In a series of statements over the past week Mr. Medvedev has spelled out what amounts to a Russian version of the Monroe Doctrine, warning that Moscow will intervene to protect its citizens and business interests, particularly in the "near abroad," meaning the former Soviet Union. "The events in [Georgia's breakaway province of South Ossetia] showed that Russia will not allow anyone to infringe upon the lives and dignity of its citizens, that Russia is a state to be, from now on, reckoned with," he told the regional leaders.
The basic message to the West is "don't even think of parking here," says Natalya Narochnitskaya, former deputy chair of the State Duma's foreign relations commission and now an executive of the Moscow-based Institute for Democracy and Cooperation, which is funded by Russian business interests.

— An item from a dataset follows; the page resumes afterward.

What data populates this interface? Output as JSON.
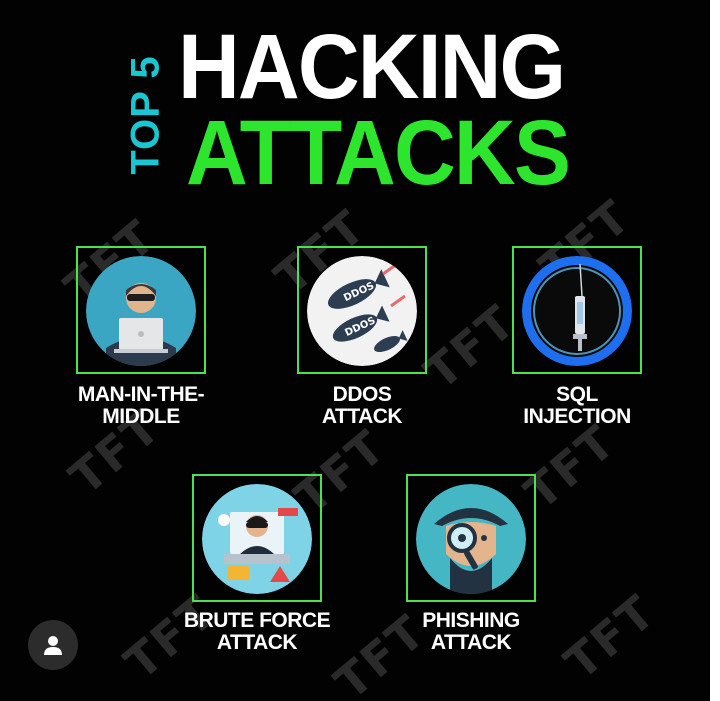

After a decade that has seen NATO – a 26-nation Western military alliance – absorb all the former USSR's allies and move to the borders of Russia itself, and the US move to install strategic antimissile weapons in Poland and the Czech Republic, Moscow has had enough. "There is a red line, where Russia cannot accept further pressure on its borders in its traditional geopolitical arena," Ms. Narochnitskaya says.
Multipolar era emerging?
Russian policy-makers say the world order has shifted from the bipolar arrangement of the four-decade-long standoff between the US and the USSR, to a brief period of American preeminence, to an emerging multi-polar era in which many powerful players will have to learn to work out their differences.